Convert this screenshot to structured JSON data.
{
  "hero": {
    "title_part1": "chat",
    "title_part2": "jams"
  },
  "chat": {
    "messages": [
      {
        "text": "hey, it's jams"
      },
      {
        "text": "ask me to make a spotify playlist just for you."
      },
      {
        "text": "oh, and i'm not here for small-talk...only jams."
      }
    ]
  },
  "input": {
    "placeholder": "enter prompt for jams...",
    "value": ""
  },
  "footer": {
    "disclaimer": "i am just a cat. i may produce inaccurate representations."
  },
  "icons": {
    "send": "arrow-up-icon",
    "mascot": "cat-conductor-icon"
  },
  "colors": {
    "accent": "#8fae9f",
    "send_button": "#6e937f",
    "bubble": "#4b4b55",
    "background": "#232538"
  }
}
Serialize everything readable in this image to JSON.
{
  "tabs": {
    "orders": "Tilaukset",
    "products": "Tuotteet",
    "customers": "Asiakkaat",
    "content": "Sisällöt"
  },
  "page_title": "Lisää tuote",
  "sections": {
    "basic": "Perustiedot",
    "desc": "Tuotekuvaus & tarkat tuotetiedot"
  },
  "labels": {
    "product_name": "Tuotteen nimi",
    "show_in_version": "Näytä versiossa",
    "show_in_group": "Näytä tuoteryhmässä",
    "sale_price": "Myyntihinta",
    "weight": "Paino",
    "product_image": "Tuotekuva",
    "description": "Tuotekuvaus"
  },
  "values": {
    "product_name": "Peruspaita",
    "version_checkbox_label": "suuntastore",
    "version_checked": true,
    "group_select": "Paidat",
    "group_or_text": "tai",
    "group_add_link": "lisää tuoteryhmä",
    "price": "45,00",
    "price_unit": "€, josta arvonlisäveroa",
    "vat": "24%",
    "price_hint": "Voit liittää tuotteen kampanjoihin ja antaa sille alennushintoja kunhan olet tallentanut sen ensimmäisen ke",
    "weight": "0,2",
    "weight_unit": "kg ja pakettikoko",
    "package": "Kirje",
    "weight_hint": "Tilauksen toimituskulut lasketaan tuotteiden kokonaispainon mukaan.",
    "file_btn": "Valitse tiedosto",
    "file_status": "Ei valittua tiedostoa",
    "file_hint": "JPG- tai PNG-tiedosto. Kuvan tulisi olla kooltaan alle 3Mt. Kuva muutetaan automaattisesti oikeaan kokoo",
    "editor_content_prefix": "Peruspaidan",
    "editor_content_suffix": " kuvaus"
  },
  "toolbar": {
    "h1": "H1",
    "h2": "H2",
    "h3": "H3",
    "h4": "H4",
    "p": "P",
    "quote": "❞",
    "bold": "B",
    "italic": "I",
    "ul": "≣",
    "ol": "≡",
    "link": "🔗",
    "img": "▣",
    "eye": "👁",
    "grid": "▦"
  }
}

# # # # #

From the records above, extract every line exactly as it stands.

Convert this screenshot to structured JSON data.
{
  "hero": {
    "title_part1": "chat",
    "title_part2": "jams"
  },
  "chat": {
    "messages": [
      {
        "text": "hey, it's jams"
      },
      {
        "text": "ask me to make a spotify playlist just for you."
      },
      {
        "text": "oh, and i'm not here for small-talk...only jams."
      }
    ]
  },
  "input": {
    "placeholder": "enter prompt for jams...",
    "value": ""
  },
  "footer": {
    "disclaimer": "i am just a cat. i may produce inaccurate representations."
  },
  "icons": {
    "send": "arrow-up-icon",
    "mascot": "cat-conductor-icon"
  },
  "colors": {
    "accent": "#8fae9f",
    "send_button": "#6e937f",
    "bubble": "#4b4b55",
    "background": "#232538"
  }
}
Serialize everything readable in this image to JSON.
{
  "tabs": {
    "orders": "Tilaukset",
    "products": "Tuotteet",
    "customers": "Asiakkaat",
    "content": "Sisällöt"
  },
  "page_title": "Lisää tuote",
  "sections": {
    "basic": "Perustiedot",
    "desc": "Tuotekuvaus & tarkat tuotetiedot"
  },
  "labels": {
    "product_name": "Tuotteen nimi",
    "show_in_version": "Näytä versiossa",
    "show_in_group": "Näytä tuoteryhmässä",
    "sale_price": "Myyntihinta",
    "weight": "Paino",
    "product_image": "Tuotekuva",
    "description": "Tuotekuvaus"
  },
  "values": {
    "product_name": "Peruspaita",
    "version_checkbox_label": "suuntastore",
    "version_checked": true,
    "group_select": "Paidat",
    "group_or_text": "tai",
    "group_add_link": "lisää tuoteryhmä",
    "price": "45,00",
    "price_unit": "€, josta arvonlisäveroa",
    "vat": "24%",
    "price_hint": "Voit liittää tuotteen kampanjoihin ja antaa sille alennushintoja kunhan olet tallentanut sen ensimmäisen ke",
    "weight": "0,2",
    "weight_unit": "kg ja pakettikoko",
    "package": "Kirje",
    "weight_hint": "Tilauksen toimituskulut lasketaan tuotteiden kokonaispainon mukaan.",
    "file_btn": "Valitse tiedosto",
    "file_status": "Ei valittua tiedostoa",
    "file_hint": "JPG- tai PNG-tiedosto. Kuvan tulisi olla kooltaan alle 3Mt. Kuva muutetaan automaattisesti oikeaan kokoo",
    "editor_content_prefix": "Peruspaidan",
    "editor_content_suffix": " kuvaus"
  },
  "toolbar": {
    "h1": "H1",
    "h2": "H2",
    "h3": "H3",
    "h4": "H4",
    "p": "P",
    "quote": "❞",
    "bold": "B",
    "italic": "I",
    "ul": "≣",
    "ol": "≡",
    "link": "🔗",
    "img": "▣",
    "eye": "👁",
    "grid": "▦"
  }
}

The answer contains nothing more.